Magistrates’ court dataset is first product of Data First programme available to researchers
Categories: Data linkage programmes, ADR England, Office for National Statistics, Crime & Justice
30 June 2020
A de-identified, research-ready dataset on magistrates’ court use has today (30 June 2020) become the first to be deposited in the Office for National Statistics (ONS) Secure Research Service (SRS) as a result of the Ministry of Justice’s ADR UK-funded Data First programme. The dataset is now available to be accessed by accredited researchers.

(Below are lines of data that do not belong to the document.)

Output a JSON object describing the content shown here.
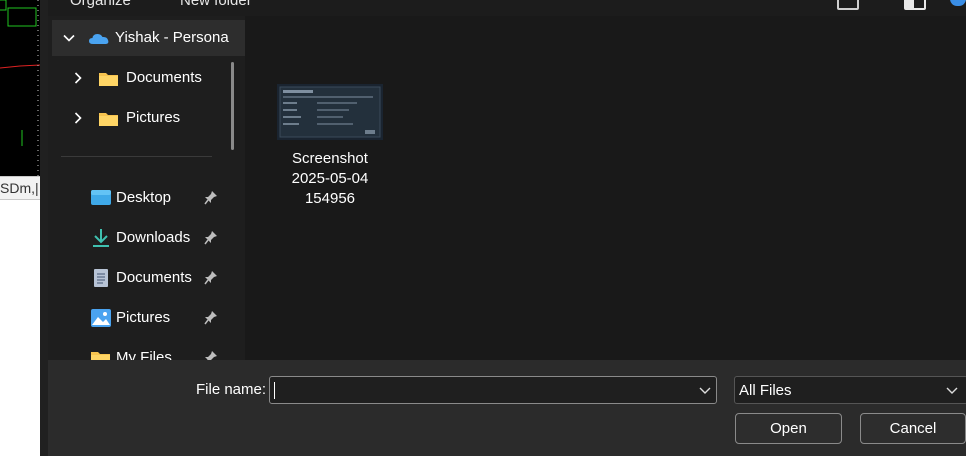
{
  "background_app": {
    "tab_text": "SDm,|"
  },
  "toolbar": {
    "organize_label": "Organize",
    "new_folder_label": "New folder"
  },
  "nav": {
    "root": {
      "label": "Yishak - Persona"
    },
    "children": [
      {
        "label": "Documents",
        "icon": "folder-icon"
      },
      {
        "label": "Pictures",
        "icon": "folder-icon"
      }
    ],
    "quick_access": [
      {
        "label": "Desktop",
        "icon": "desktop-icon"
      },
      {
        "label": "Downloads",
        "icon": "downloads-icon"
      },
      {
        "label": "Documents",
        "icon": "documents-icon"
      },
      {
        "label": "Pictures",
        "icon": "pictures-icon"
      },
      {
        "label": "My Files",
        "icon": "folder-icon"
      }
    ]
  },
  "content": {
    "file": {
      "line1": "Screenshot",
      "line2": "2025-05-04",
      "line3": "154956"
    }
  },
  "bottom": {
    "file_name_label": "File name:",
    "file_name_value": "",
    "file_type_value": "All Files",
    "open_label": "Open",
    "cancel_label": "Cancel"
  },
  "colors": {
    "folder": "#f8c44f",
    "onedrive": "#4aa3f0",
    "downloads": "#3fc1b0",
    "accent": "#3a8ee6"
  }
}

The ‘magistrates’ court defendant case level dataset’ is supported by a suite of materials to enable accredited researchers – across government and academia – to make the best of use of this data to improve our understanding of justice-system use. These resources include a Data First user guide and data catalogue, which describe the nature and the quality of the data shared.
Data First is a ground-breaking three-year data linking programme, led by the Ministry of Justice (MoJ) and funded by ADR UK. The project aims to unlock the potential of the wealth of data already held by MoJ, linking administrative datasets from across the justice system and beyond to better inform policy related to crime and justice.
About the data
The ‘magistrates’ court defendant case level dataset’ provides data on magistrates’ court use between 2011 and 2019. This data will provide insight into the magistrates’ court user population, including the nature and extent of repeat users. It will enable, for the first time, researchers to establish whether a defendant has entered the courts on more than one occasion and will drive better policy decisions to reduce frequent use of the courts.
Lord Justice Fulford, Vice President Court of Appeal (Criminal Division) and the Judicial Lead on Data, said: “I consider this to be an extremely important project, which has been established according to all of the principles that necessarily apply to work of this kind. In a sentence, it will enable critical research to be undertaken by accredited professionals, whilst protecting the identities of those involved in the individual cases.
"It is clearly vital that we make the best and the most responsible use of our invaluable data resource, without undermining the independence of the judiciary, the fair administration of justice or the privacy of those who are entitled to expect protection. I am reassured by the collaborative approach that has been adopted, and I look forward to being briefed on this developing enterprise.”
Sir Richard Heaton, Permanent Secretary for the Ministry of Justice, said: “The Data First project reflects the commitment of the Ministry of Justice to enhance our use of data and evidence to inform policy decisions and improve justice outcomes.
“The release of the de-identified magistrates’ court dataset for accredited researchers represents the first step in this ambitious programme.”
Welcoming the announcement, Susan Acland-Hood, Chief Executive of HM Courts & Tribunals Service (HMCTS), said: “Following last year’s Legal Education Foundation report and recommendations for HMCTS’ data strategy, this represents the next critical step to opening up our data to academics and accredited researchers. By providing nearly a decade of de-identified data from the Magistrates’ Court, we’re enabling independent research to be undertaken that could inform and shape future policy and service design.
“It’s a landmark moment – for HMCTS as well as ONS – and is a signal of our future intent.
“We know we have much more to do. Working with the Ministry of Justice and the judiciary, we will continue to make progress in fulfilling our commitment to being more transparent.”
How to access the dataset
Researchers seeking to access this new dataset must first become an accredited researcher by completing the relevant forms from the UK Statistics Authority and submitting them to firstname.lastname@example.org.
If you are already an accredited researcher, you can apply to access the specific data required for your project on gov.uk.